### PROMPT
This task calls for copying every line of the records that includes the word "Manage".

### INFORMATION PROVIDED
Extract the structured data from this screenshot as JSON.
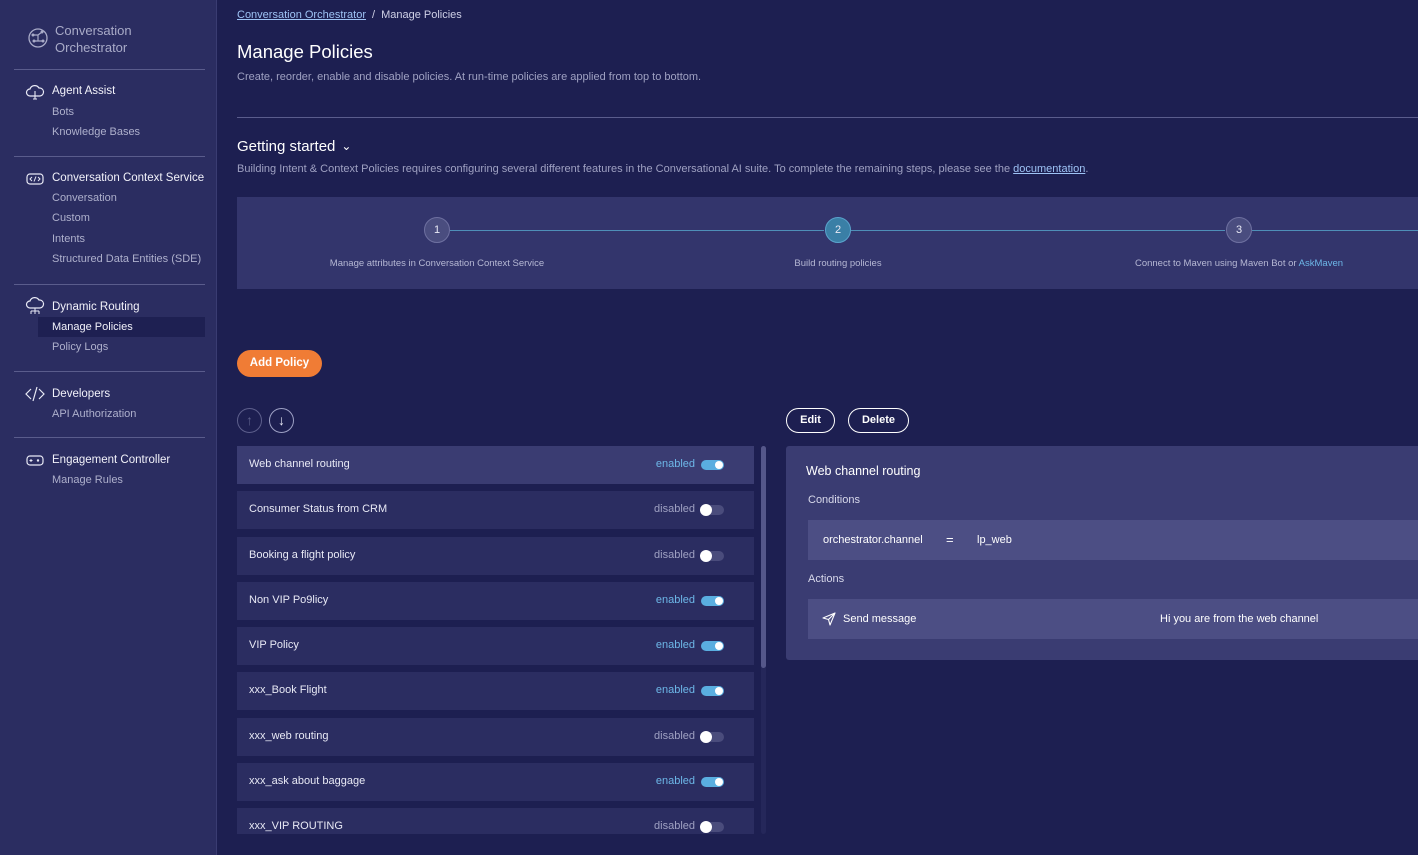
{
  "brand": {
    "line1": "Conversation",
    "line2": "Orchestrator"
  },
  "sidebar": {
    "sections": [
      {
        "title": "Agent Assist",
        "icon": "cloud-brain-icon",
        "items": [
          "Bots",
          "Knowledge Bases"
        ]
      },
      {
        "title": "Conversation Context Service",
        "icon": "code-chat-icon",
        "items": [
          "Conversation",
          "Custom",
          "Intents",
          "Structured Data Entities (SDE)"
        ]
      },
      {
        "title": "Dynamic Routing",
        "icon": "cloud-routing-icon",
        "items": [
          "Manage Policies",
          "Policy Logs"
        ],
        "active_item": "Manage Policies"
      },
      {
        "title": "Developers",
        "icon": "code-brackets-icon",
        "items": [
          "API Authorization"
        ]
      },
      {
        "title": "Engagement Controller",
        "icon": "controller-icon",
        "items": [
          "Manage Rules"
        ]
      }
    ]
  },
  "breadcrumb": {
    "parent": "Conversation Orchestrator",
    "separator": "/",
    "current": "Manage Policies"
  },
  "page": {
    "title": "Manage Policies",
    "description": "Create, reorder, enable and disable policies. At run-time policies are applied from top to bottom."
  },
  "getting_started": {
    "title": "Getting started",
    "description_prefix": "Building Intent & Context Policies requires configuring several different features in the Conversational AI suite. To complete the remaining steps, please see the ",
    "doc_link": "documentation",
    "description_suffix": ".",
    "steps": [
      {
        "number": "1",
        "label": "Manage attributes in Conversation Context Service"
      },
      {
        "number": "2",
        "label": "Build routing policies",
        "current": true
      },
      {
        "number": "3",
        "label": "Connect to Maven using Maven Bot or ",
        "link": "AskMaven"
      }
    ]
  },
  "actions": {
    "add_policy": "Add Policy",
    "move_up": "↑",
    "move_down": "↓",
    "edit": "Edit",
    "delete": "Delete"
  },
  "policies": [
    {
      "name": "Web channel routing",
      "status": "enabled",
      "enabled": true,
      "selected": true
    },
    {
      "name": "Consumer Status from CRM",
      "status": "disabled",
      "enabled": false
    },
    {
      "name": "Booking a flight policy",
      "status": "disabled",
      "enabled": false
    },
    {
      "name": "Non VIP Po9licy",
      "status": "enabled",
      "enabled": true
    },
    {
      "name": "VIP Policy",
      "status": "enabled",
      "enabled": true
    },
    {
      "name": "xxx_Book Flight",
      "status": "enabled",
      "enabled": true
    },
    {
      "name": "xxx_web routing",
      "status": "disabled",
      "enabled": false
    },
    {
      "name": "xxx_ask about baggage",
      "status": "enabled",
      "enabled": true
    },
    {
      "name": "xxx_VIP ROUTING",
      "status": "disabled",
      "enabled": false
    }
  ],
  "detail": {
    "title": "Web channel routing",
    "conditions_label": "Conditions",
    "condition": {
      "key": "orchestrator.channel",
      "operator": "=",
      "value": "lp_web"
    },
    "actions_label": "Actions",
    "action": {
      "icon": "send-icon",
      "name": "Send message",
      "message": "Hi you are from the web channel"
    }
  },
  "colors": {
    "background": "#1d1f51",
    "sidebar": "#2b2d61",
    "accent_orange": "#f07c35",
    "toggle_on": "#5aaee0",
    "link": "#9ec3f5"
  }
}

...

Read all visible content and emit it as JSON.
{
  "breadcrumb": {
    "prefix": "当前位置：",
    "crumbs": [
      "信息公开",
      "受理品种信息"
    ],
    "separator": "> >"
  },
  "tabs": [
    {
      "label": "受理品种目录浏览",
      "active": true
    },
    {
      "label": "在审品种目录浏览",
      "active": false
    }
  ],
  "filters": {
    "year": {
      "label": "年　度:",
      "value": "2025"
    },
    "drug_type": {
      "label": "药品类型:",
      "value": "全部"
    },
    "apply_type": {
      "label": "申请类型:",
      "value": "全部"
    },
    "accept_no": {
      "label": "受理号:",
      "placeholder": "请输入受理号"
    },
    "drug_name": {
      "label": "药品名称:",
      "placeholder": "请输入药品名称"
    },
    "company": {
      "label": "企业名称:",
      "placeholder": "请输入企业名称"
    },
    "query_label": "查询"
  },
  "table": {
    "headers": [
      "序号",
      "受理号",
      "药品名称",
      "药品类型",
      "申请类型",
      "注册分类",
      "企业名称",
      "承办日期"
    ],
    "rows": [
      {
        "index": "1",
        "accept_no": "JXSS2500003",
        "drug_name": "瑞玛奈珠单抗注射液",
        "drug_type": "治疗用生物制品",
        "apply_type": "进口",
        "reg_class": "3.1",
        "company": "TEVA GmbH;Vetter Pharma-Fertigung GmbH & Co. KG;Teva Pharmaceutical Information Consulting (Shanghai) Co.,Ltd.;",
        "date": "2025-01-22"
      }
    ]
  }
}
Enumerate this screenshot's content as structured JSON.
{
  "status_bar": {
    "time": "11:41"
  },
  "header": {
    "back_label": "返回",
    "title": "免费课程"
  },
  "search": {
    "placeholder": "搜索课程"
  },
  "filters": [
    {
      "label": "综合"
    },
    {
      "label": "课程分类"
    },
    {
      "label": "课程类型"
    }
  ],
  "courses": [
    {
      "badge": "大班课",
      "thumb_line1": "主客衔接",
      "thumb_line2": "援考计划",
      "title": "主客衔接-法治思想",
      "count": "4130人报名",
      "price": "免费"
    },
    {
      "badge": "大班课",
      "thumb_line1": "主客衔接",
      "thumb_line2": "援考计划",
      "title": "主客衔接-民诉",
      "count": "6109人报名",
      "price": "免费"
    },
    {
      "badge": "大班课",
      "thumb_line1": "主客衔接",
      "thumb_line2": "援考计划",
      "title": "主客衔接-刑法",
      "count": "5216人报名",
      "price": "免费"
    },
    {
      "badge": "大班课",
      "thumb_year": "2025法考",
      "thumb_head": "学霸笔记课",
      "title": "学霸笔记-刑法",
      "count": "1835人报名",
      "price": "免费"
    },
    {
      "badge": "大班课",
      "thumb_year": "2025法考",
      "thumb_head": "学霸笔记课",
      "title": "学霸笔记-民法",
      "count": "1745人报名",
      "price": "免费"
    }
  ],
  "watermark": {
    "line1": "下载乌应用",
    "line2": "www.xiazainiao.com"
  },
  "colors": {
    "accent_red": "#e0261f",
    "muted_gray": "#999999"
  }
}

### OUTPUT FOR THIS EXERCISE
          "Manage Policies",
        "active_item": "Manage Policies"
          "Manage Rules"
    "current": "Manage Policies"
    "title": "Manage Policies",
        "label": "Manage attributes in Conversation Context Service"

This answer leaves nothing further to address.